Thus refreshed I decided I was up to driving the 4 hours home rather than stopping at another motel. It was 5 pm when I left, so I wasn't going to be late getting home, but I was driving those back roads mostly in the dark. And about an hour and a half from home I hit a deer. Luckily it hit the front quarter of my car, not head on. It was very dark and so I kept driving. It looked like my lights still covered the whole road ahead of me and the car felt ok, so I thought maybe I had gotten off easy. Half an hour later when I finally came to a gas station and stopped to look at the damage to my car I discovered that it was very hard to turn and my right front lights were smashed. I drove the rest of the way home nervously, but the car actually felt ok except when I had to turn. Only when I got home did I discover the right front door doesn't open. I had thought I might get another year out of my Ford Escort stationwagon, but it did have 170,000 miles on it. Now I hope my insurance company doesn't give me a hard time about not having stopped and called the police. I know what I want--a Honda Element--but they are so much in demand I'm not finding good prices on used ones.

Friday, November 09, 2007


The Oracle of Starbucks tells me I am either a freak or lame.

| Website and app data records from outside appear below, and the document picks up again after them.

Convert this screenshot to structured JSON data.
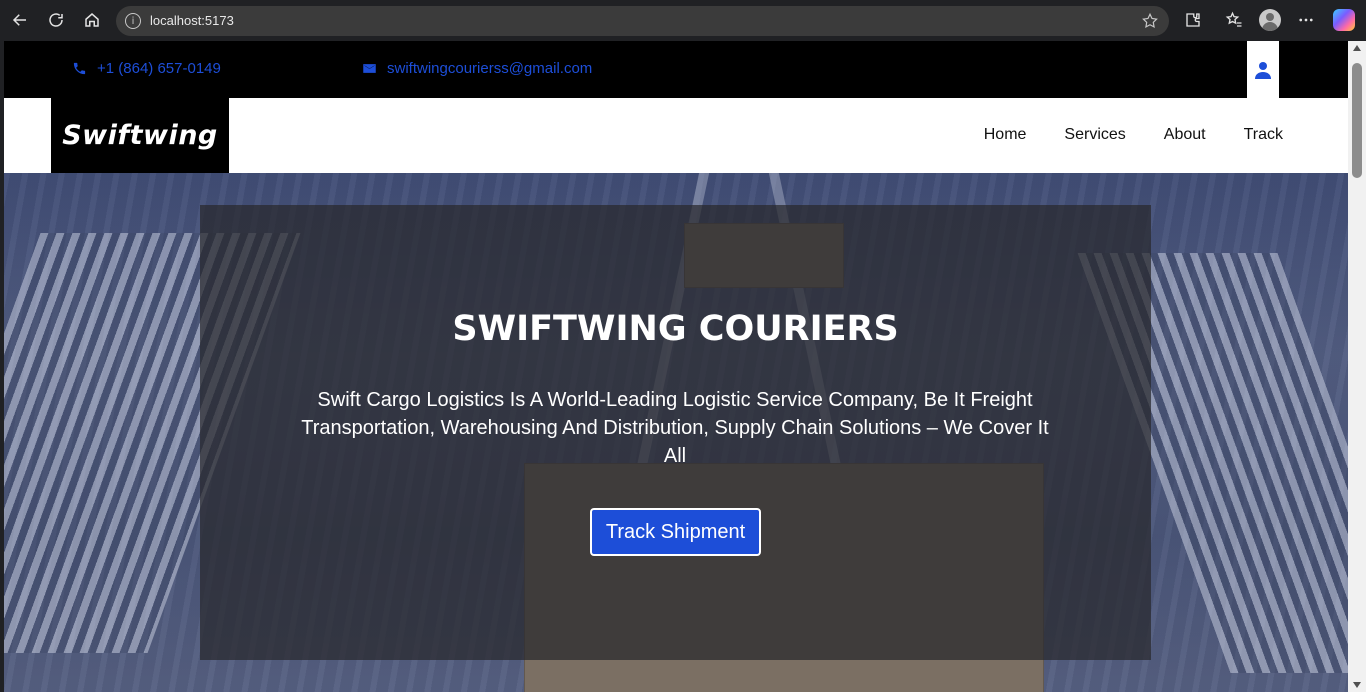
{
  "browser": {
    "url": "localhost:5173"
  },
  "topbar": {
    "phone": "+1 (864) 657-0149",
    "email": "swiftwingcourierss@gmail.com"
  },
  "navbar": {
    "logo": "Swiftwing",
    "links": [
      "Home",
      "Services",
      "About",
      "Track"
    ]
  },
  "hero": {
    "title": "SWIFTWING COURIERS",
    "text": "Swift Cargo Logistics Is A World-Leading Logistic Service Company, Be It Freight Transportation, Warehousing And Distribution, Supply Chain Solutions – We Cover It All",
    "button": "Track Shipment"
  },
  "colors": {
    "accent": "#1d4ed8",
    "topbar_bg": "#000000",
    "overlay": "#28282d"
  }
}
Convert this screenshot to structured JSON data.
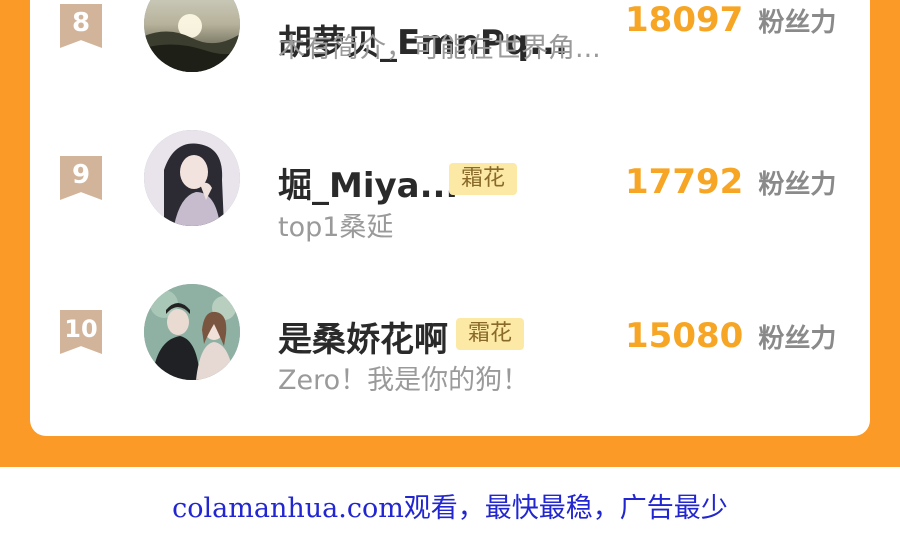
{
  "leaderboard": {
    "unit_label": "粉丝力",
    "rows": [
      {
        "rank": "8",
        "name": "胡萝贝_EmnPq...",
        "badge": "",
        "desc": "木有简介，可能在世界角...",
        "fans": "18097",
        "avatar": "sunset-landscape-avatar"
      },
      {
        "rank": "9",
        "name": "堀_Miya...",
        "badge": "霜花",
        "desc": "top1桑延",
        "fans": "17792",
        "avatar": "anime-girl-avatar"
      },
      {
        "rank": "10",
        "name": "是桑娇花啊",
        "badge": "霜花",
        "desc": "Zero！我是你的狗！",
        "fans": "15080",
        "avatar": "anime-couple-avatar"
      }
    ]
  },
  "footer": {
    "text": "colamanhua.com观看，最快最稳，广告最少"
  },
  "colors": {
    "background_orange": "#fb9a26",
    "fans_number": "#f6a524",
    "badge_bg": "#fbe9a5",
    "rank_badge": "#d2b49a",
    "footer_link": "#2226d0"
  }
}
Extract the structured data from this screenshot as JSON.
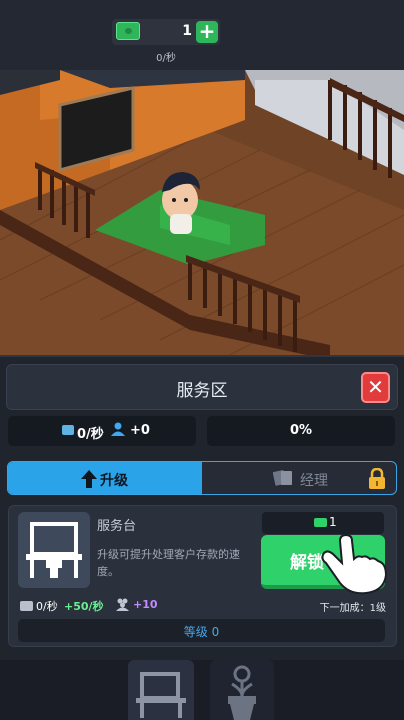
{
  "hud": {
    "money": "1",
    "rate": "0/秒",
    "icons": {
      "cash": "cash-icon",
      "add": "plus-icon"
    }
  },
  "panel": {
    "title": "服务区",
    "close_icon": "close-x-icon",
    "stats": {
      "income_rate": "0/秒",
      "customers": "+0",
      "percent": "0%"
    },
    "tabs": [
      {
        "label": "升级",
        "icon": "arrow-up-icon",
        "active": true
      },
      {
        "label": "经理",
        "icon": "cards-icon",
        "locked": true
      }
    ],
    "item": {
      "name": "服务台",
      "description": "升级可提升处理客户存款的速度。",
      "unlock_cost": "1",
      "unlock_label": "解锁",
      "income_rate": "0/秒",
      "income_plus": "+50/秒",
      "customers_plus": "+10",
      "next_bonus": "下一加成：1级",
      "level": "等级 0"
    }
  },
  "colors": {
    "accent_blue": "#2aa3e8",
    "green": "#2fd16b",
    "red": "#e23b3b",
    "purple": "#c28cff",
    "bg_dark": "#20242d"
  }
}
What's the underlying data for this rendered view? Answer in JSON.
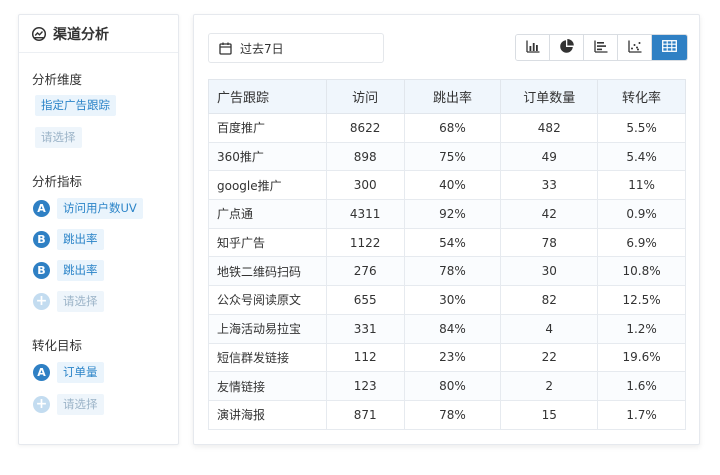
{
  "sidebar": {
    "title": "渠道分析",
    "dimension": {
      "title": "分析维度",
      "selected": "指定广告跟踪",
      "placeholder": "请选择"
    },
    "metrics": {
      "title": "分析指标",
      "items": [
        {
          "badge": "A",
          "label": "访问用户数UV"
        },
        {
          "badge": "B",
          "label": "跳出率"
        },
        {
          "badge": "B",
          "label": "跳出率"
        }
      ],
      "add_badge": "+",
      "placeholder": "请选择"
    },
    "target": {
      "title": "转化目标",
      "items": [
        {
          "badge": "A",
          "label": "订单量"
        }
      ],
      "add_badge": "+",
      "placeholder": "请选择"
    }
  },
  "toolbar": {
    "date_range": "过去7日",
    "chart_types": [
      "bar-chart-icon",
      "pie-chart-icon",
      "horizontal-bar-icon",
      "scatter-chart-icon",
      "table-icon"
    ],
    "active_chart_type": "table-icon"
  },
  "table": {
    "headers": [
      "广告跟踪",
      "访问",
      "跳出率",
      "订单数量",
      "转化率"
    ],
    "rows": [
      [
        "百度推广",
        "8622",
        "68%",
        "482",
        "5.5%"
      ],
      [
        "360推广",
        "898",
        "75%",
        "49",
        "5.4%"
      ],
      [
        "google推广",
        "300",
        "40%",
        "33",
        "11%"
      ],
      [
        "广点通",
        "4311",
        "92%",
        "42",
        "0.9%"
      ],
      [
        "知乎广告",
        "1122",
        "54%",
        "78",
        "6.9%"
      ],
      [
        "地铁二维码扫码",
        "276",
        "78%",
        "30",
        "10.8%"
      ],
      [
        "公众号阅读原文",
        "655",
        "30%",
        "82",
        "12.5%"
      ],
      [
        "上海活动易拉宝",
        "331",
        "84%",
        "4",
        "1.2%"
      ],
      [
        "短信群发链接",
        "112",
        "23%",
        "22",
        "19.6%"
      ],
      [
        "友情链接",
        "123",
        "80%",
        "2",
        "1.6%"
      ],
      [
        "演讲海报",
        "871",
        "78%",
        "15",
        "1.7%"
      ]
    ]
  },
  "colors": {
    "accent": "#2f80c4",
    "chip_bg": "#eaf4fc",
    "header_bg": "#f0f6fc"
  }
}
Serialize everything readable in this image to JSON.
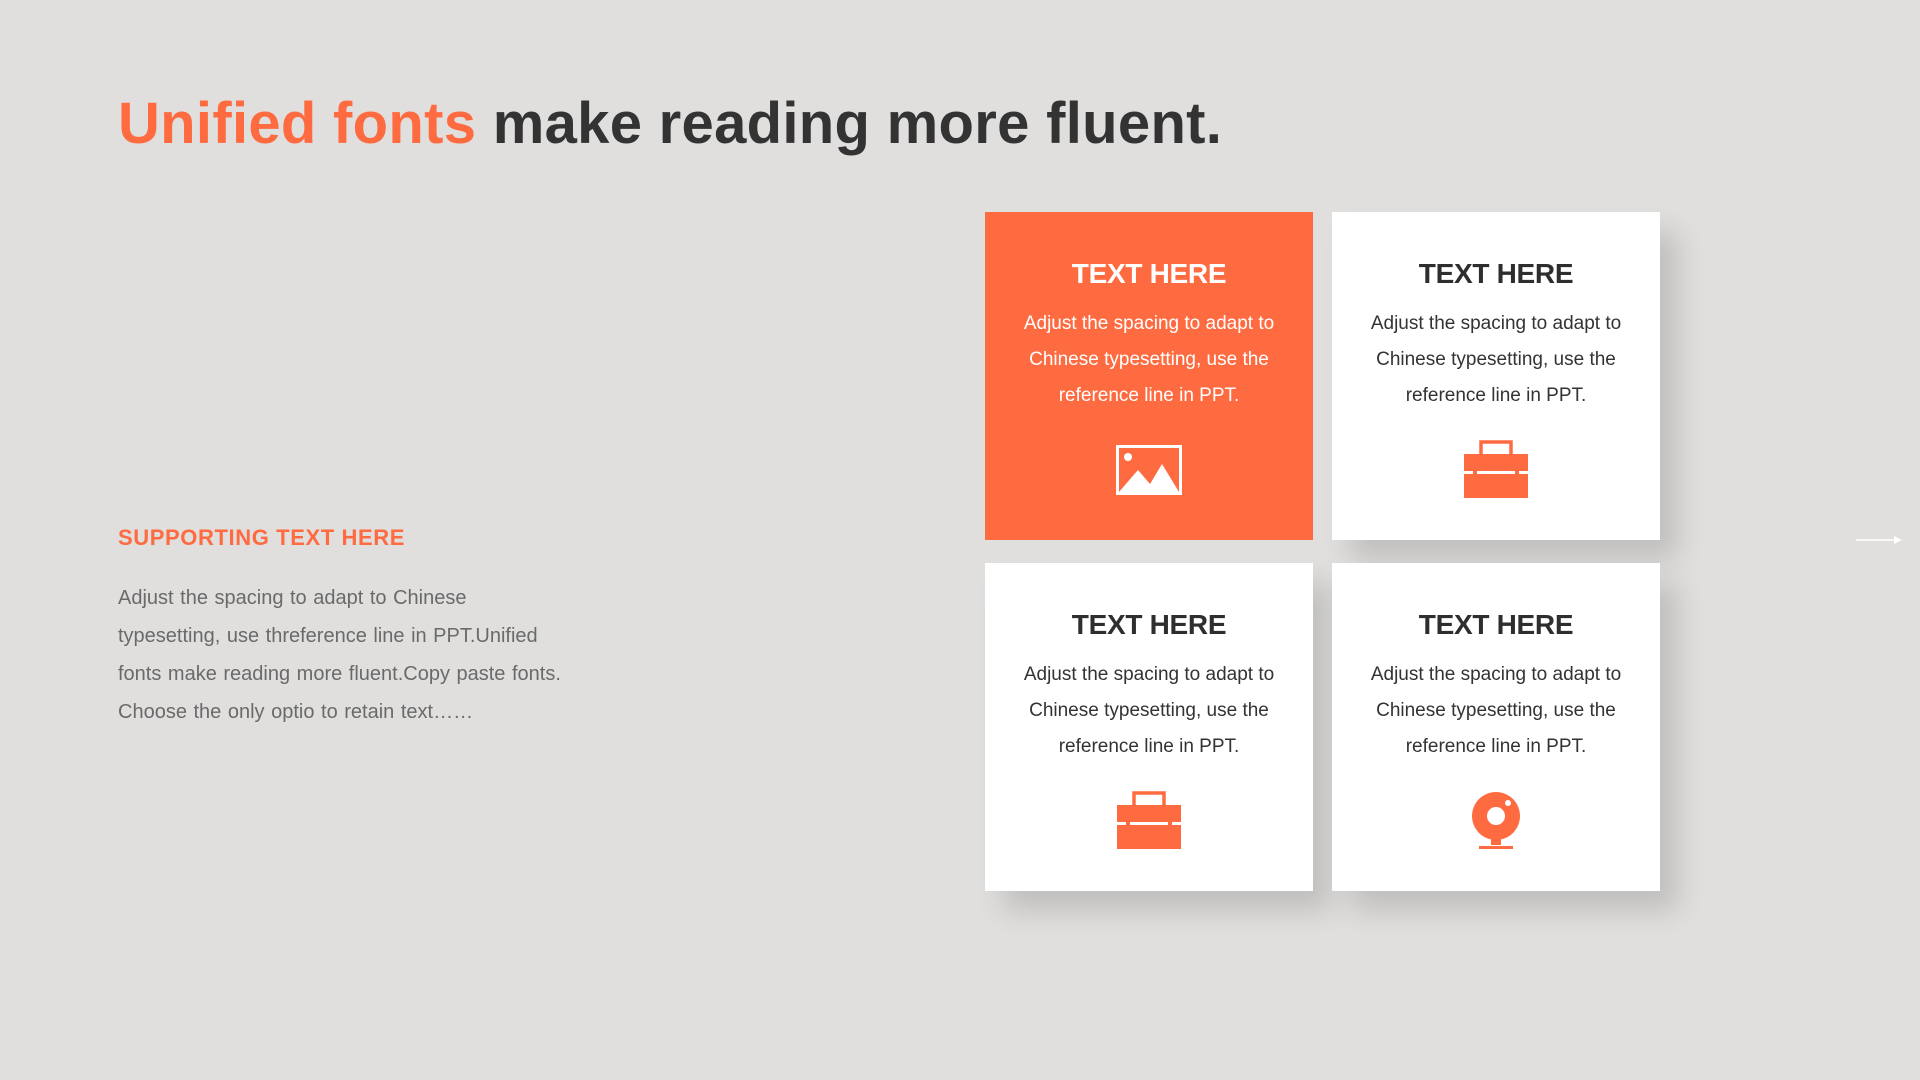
{
  "title": {
    "accent": "Unified fonts",
    "rest": " make reading more fluent."
  },
  "support": {
    "heading": "SUPPORTING  TEXT HERE",
    "body": "Adjust the spacing to adapt to Chinese typesetting, use threference line in PPT.Unified fonts make reading more fluent.Copy paste fonts. Choose the only optio to retain text……"
  },
  "cards": [
    {
      "title": "TEXT HERE",
      "text": "Adjust the spacing to adapt to Chinese  typesetting, use the reference line in PPT.",
      "icon": "image-icon"
    },
    {
      "title": "TEXT HERE",
      "text": "Adjust the spacing to adapt to Chinese  typesetting, use the reference line in PPT.",
      "icon": "briefcase-icon"
    },
    {
      "title": "TEXT HERE",
      "text": "Adjust the spacing to adapt to Chinese  typesetting, use the reference line in PPT.",
      "icon": "briefcase-icon"
    },
    {
      "title": "TEXT HERE",
      "text": "Adjust the spacing to adapt to Chinese  typesetting, use the reference line in PPT.",
      "icon": "webcam-icon"
    }
  ],
  "colors": {
    "accent": "#FF6B41",
    "background": "#E0DFDE",
    "dark_text": "#333333",
    "body_text": "#6A6A6A",
    "card": "#FFFFFF"
  }
}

It is actually pretty funny (thanks to Isis).

Jenny has a really good discussion of the controversial research results showing that overweight people live longer.

Friday, November 02, 2007


One of the first single women to spend a winter in Antarctica was asked about being in a closed community with a 5 to 1 ratio of men to women. She said:
The odds are good, but the goods are odd.
A Google search suggests that is a widely used line, but I hadn't hear it before.